ASSIGNMENT —
Please find the lines in the following records that hold "secure", and copy them.

··· INPUT DATA ···

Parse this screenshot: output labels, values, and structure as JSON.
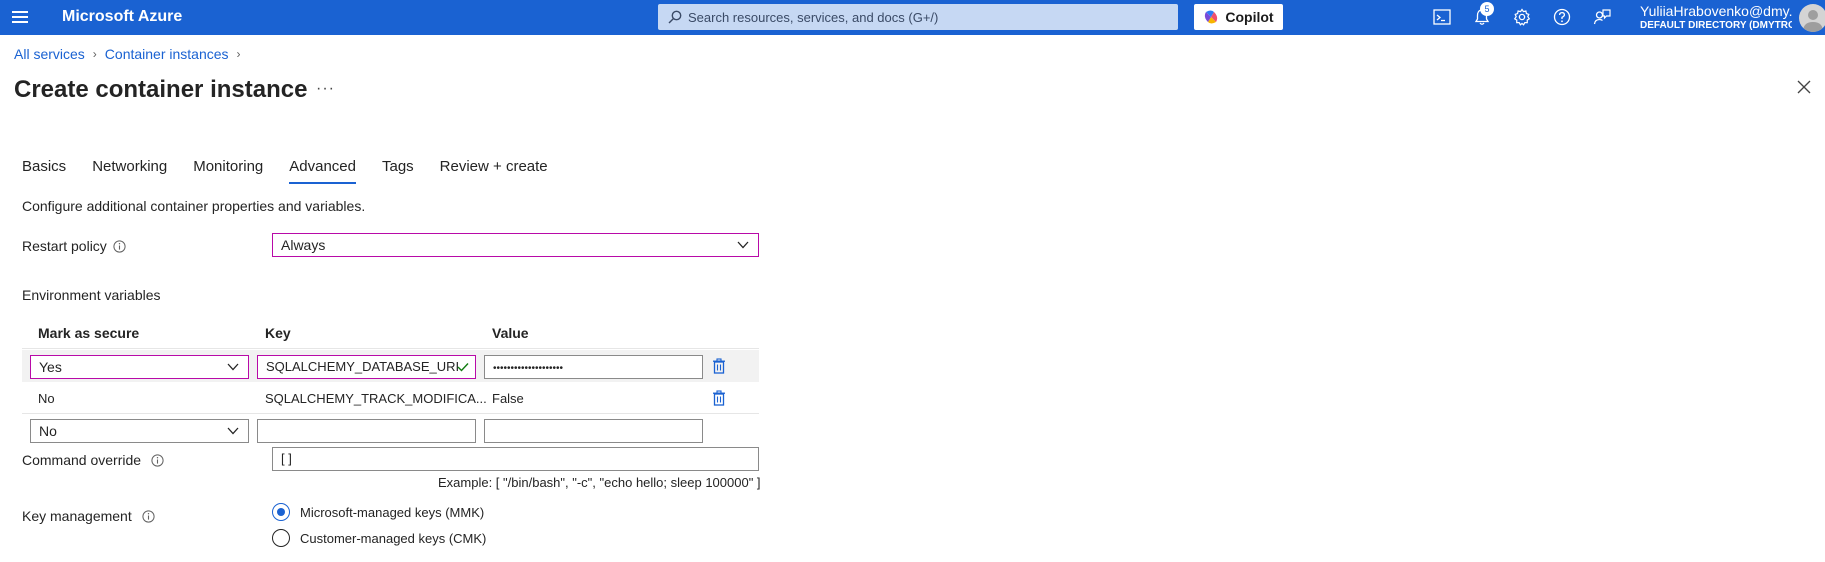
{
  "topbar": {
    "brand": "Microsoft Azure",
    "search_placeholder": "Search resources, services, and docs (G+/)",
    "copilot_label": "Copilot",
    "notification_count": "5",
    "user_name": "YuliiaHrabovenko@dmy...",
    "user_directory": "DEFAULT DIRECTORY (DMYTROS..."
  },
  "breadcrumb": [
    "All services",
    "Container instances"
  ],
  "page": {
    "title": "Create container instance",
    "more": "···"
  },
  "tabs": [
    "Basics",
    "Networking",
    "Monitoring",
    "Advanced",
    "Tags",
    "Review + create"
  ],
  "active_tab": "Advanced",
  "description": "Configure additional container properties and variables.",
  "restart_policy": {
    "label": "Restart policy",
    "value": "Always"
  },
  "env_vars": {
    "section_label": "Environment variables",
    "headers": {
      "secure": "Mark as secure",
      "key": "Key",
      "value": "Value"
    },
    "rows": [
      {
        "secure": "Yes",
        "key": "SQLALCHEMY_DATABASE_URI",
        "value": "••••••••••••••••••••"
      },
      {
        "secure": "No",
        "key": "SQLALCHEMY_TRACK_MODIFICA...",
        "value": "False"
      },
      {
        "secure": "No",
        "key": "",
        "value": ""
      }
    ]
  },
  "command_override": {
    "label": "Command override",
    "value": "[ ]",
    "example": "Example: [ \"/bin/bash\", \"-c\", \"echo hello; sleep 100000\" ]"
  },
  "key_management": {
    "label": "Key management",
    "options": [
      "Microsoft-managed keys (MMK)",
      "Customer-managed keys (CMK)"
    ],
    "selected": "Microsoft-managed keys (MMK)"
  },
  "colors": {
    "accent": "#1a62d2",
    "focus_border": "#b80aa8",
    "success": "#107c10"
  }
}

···
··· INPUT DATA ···

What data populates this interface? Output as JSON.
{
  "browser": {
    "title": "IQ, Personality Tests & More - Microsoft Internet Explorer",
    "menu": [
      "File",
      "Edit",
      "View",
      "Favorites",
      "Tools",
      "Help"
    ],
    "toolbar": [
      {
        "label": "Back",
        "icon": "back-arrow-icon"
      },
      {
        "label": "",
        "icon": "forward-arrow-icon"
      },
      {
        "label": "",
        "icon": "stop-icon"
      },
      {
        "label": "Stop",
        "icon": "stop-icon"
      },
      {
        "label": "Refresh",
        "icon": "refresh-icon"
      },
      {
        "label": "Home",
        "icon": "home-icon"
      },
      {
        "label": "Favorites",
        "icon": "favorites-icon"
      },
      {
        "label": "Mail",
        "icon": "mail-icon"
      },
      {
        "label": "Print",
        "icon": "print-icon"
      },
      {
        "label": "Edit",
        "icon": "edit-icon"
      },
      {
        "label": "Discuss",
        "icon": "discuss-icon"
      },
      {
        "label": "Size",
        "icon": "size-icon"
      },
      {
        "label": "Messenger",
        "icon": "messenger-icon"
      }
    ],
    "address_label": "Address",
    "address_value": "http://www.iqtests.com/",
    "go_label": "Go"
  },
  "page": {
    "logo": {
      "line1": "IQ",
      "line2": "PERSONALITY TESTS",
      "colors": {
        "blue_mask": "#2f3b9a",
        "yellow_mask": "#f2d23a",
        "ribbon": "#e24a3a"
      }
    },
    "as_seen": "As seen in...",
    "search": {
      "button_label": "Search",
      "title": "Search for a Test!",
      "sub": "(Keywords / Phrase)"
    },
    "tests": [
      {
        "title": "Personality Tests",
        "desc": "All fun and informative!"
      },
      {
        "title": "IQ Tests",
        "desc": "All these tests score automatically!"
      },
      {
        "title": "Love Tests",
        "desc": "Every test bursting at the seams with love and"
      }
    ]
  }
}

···

SOLUTION FOR THIS EXERCISE —
      "secure": "Mark as secure",
        "secure": "Yes",
        "secure": "No",
        "secure": "No",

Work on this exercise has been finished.